GROUSE SHOOTING on one million acres of Scottish land is destructive for the environment and rural economies, according to a new report publish by the League Against Cruel Sports.
The report concluded that the Scottish Government should end tax-payer-funded subsidies of around PS300,000 a year, regulate the burning of heather and require an equal system of planning permission for road building on the moors.
Research by Andy Wightman and conservation expert Dr Ruth Tingay found that the economic contribution of grouse shooting is minimal – with the average salary on the grouse estates falling below the legally recognised minimum wage.
Robbie Marsland, director of League Against Cruel Sports Scotland said: “The increasing intensification of grouse moor management has spiralled out of control and is blighting huge swathes of the Scottish countryside.
“What’s more, it’s funded by hard-working tax-payers for the sake of just one bird, so that it can be shot down for fun and generate huge profits for the private land-owners.

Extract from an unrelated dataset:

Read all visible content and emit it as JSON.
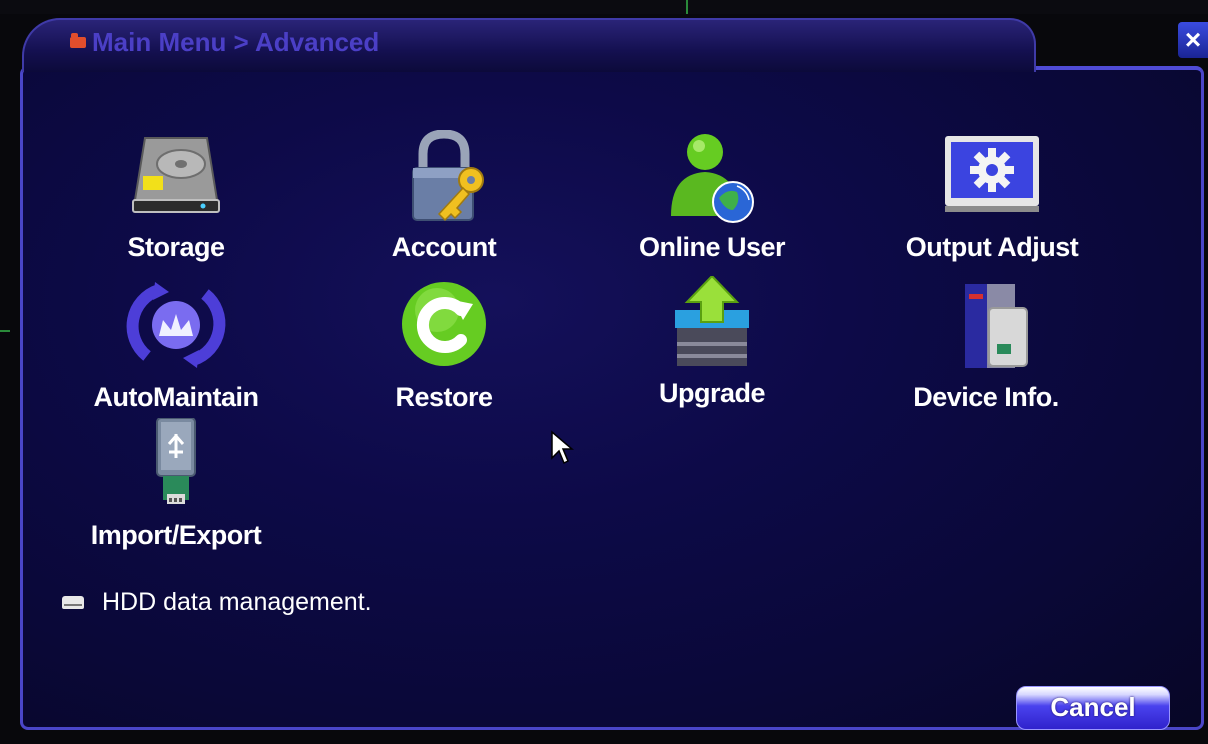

“We agree with the government that business rate tax relief for grouse moors should be removed. It’s also time to end subsidies to the grouse shooting industry and introduce regulation to safeguard the habitats, environment and bio-diversity of our precious uplands.”

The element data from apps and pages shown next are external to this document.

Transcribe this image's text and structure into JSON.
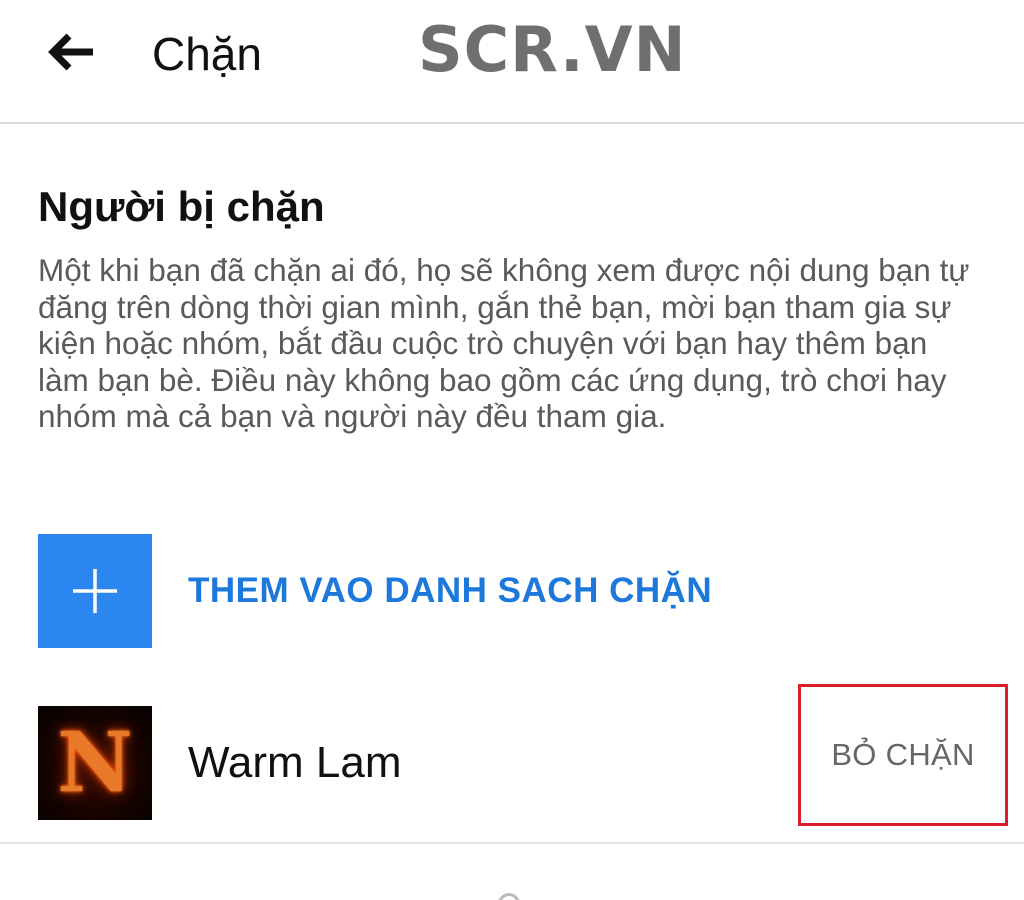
{
  "header": {
    "back_icon": "arrow-left-icon",
    "title": "Chặn",
    "watermark": "SCR.VN"
  },
  "blocked_section": {
    "title": "Người bị chặn",
    "description": "Một khi bạn đã chặn ai đó, họ sẽ không xem được nội dung bạn tự đăng trên dòng thời gian mình, gắn thẻ bạn, mời bạn tham gia sự kiện hoặc nhóm, bắt đầu cuộc trò chuyện với bạn hay thêm bạn làm bạn bè. Điều này không bao gồm các ứng dụng, trò chơi hay nhóm mà cả bạn và người này đều tham gia.",
    "add_button": {
      "icon": "plus-icon",
      "label": "THEM VAO DANH SACH CHẶN"
    },
    "blocked_users": [
      {
        "avatar_letter": "N",
        "name": "Warm Lam",
        "action_label": "BỎ CHẶN"
      }
    ]
  },
  "colors": {
    "accent_blue": "#2b86f0",
    "link_blue": "#1c78db",
    "highlight_red": "#d8202c",
    "text_primary": "#111111",
    "text_secondary": "#5a5a5a"
  }
}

Andy Wightman, co-author of the grouse moor management report, added: “The evidence we have uncovered is a shocking indictment of a land use that is out of control. I hope this comes as a wake-up call to Scotland’s politicians.
“The methods being deployed to maximise grouse numbers are damaging the environment and are subject to no effective regulation or oversight by the Scottish Government and other public authorities.”
A fringe event at SNP conference in Aberdeen considered the report.
Councillor Kenny MacLaren from Paisley North West argued that grouse shooting is symbolic of a desperate need for land reform – in both rural and urban locations.
“The land matters to the whole of Scotland. We should all be angry. The concentration of land ownership is not normal,” he said.
In terms of grouse shooting he added: “We are leaving a poisoned land all to preserve the private profits of the estate owners.”
The representatives of wealthy landowners in Scotland, Scottish Land and Estates (SLE), were outraged by the scrutiny of grouse shooting in the report – describing it as “nothing more than a thinly veiled attack on estates by a land reform campaigner”.
SLE criticised “pressure groups” and “social media and blogs” for opposing grouse shooting.
The Land Reform Bill is set to bring about moderate reforms of land ownership and taxation in Scotland, but will create a Scottish Land Commission to take forward future proposals.
Picture courtesy of FieldsportsChannel